Among the entries below, find every line that contains the string "Simple", then copy it.

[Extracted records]
···

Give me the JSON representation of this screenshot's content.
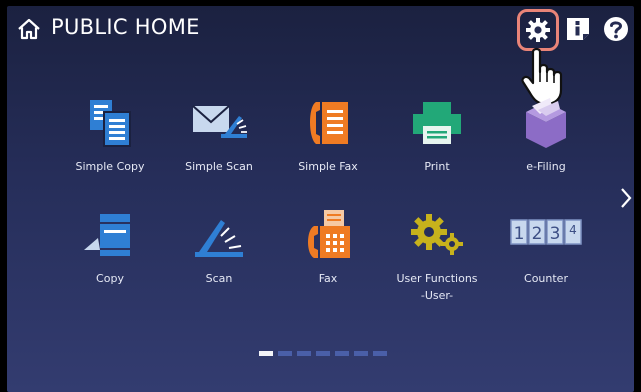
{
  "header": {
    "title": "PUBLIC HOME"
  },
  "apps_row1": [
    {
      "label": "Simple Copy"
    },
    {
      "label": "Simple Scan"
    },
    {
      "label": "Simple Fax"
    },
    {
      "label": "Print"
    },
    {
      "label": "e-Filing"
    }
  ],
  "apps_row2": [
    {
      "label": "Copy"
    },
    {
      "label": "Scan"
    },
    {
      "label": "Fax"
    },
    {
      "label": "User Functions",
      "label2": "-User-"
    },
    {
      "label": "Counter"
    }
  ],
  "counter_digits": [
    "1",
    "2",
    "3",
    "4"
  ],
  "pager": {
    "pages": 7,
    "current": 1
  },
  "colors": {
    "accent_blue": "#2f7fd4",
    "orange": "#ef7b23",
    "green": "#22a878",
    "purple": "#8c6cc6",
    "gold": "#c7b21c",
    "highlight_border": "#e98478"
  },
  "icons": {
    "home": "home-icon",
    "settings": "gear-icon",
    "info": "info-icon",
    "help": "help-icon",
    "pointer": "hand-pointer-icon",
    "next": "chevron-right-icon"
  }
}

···

▶ [Expected answer]
      "label": "Simple Copy"
      "label": "Simple Scan"
      "label": "Simple Fax"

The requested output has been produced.